■ Task item ■
Your copy of the data below must be exact and must leave out all pictures.

■ ■ ■ ■

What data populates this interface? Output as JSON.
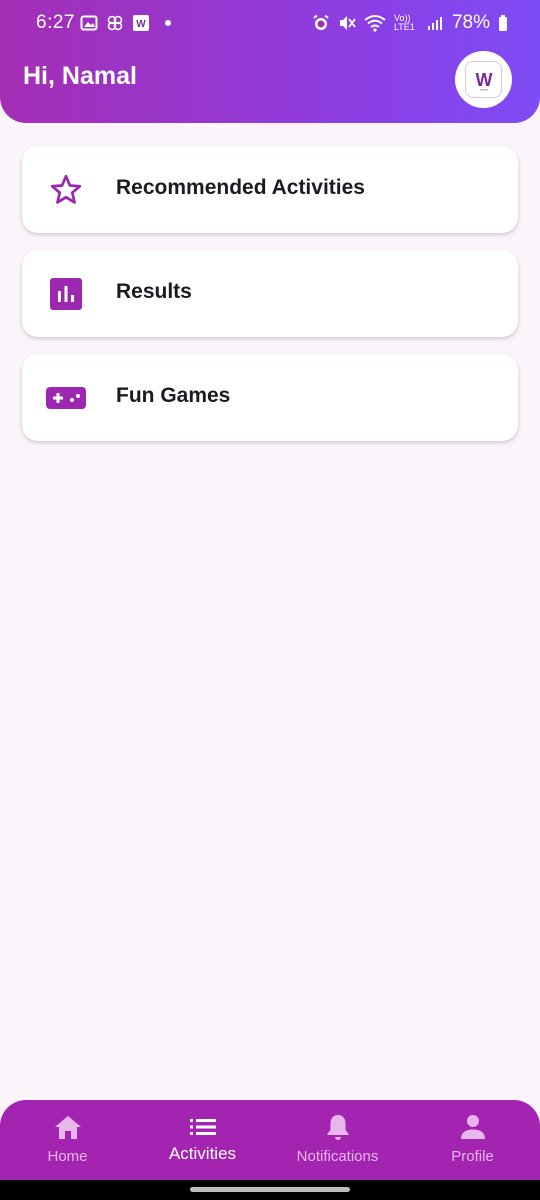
{
  "status_bar": {
    "time": "6:27",
    "battery": "78%",
    "network": "Vo)) LTE1"
  },
  "header": {
    "greeting": "Hi, Namal",
    "logo_letter": "W"
  },
  "menu": {
    "items": [
      {
        "label": "Recommended Activities",
        "icon": "star-outline-icon"
      },
      {
        "label": "Results",
        "icon": "bar-chart-icon"
      },
      {
        "label": "Fun Games",
        "icon": "gamepad-icon"
      }
    ]
  },
  "bottom_nav": {
    "items": [
      {
        "label": "Home",
        "icon": "home-icon",
        "active": false
      },
      {
        "label": "Activities",
        "icon": "list-icon",
        "active": true
      },
      {
        "label": "Notifications",
        "icon": "bell-icon",
        "active": false
      },
      {
        "label": "Profile",
        "icon": "person-icon",
        "active": false
      }
    ]
  },
  "colors": {
    "primary": "#9c27b0",
    "header_gradient_start": "#a42eb4",
    "header_gradient_end": "#7d4cf4",
    "background": "#fcf4fb",
    "nav_background": "#a424b2"
  }
}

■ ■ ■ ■

■ Solution for this exercise ■
What data populates this interface? Output as JSON.
{
  "status_bar": {
    "time": "6:27",
    "battery": "78%",
    "network": "Vo)) LTE1"
  },
  "header": {
    "greeting": "Hi, Namal",
    "logo_letter": "W"
  },
  "menu": {
    "items": [
      {
        "label": "Recommended Activities",
        "icon": "star-outline-icon"
      },
      {
        "label": "Results",
        "icon": "bar-chart-icon"
      },
      {
        "label": "Fun Games",
        "icon": "gamepad-icon"
      }
    ]
  },
  "bottom_nav": {
    "items": [
      {
        "label": "Home",
        "icon": "home-icon",
        "active": false
      },
      {
        "label": "Activities",
        "icon": "list-icon",
        "active": true
      },
      {
        "label": "Notifications",
        "icon": "bell-icon",
        "active": false
      },
      {
        "label": "Profile",
        "icon": "person-icon",
        "active": false
      }
    ]
  },
  "colors": {
    "primary": "#9c27b0",
    "header_gradient_start": "#a42eb4",
    "header_gradient_end": "#7d4cf4",
    "background": "#fcf4fb",
    "nav_background": "#a424b2"
  }
}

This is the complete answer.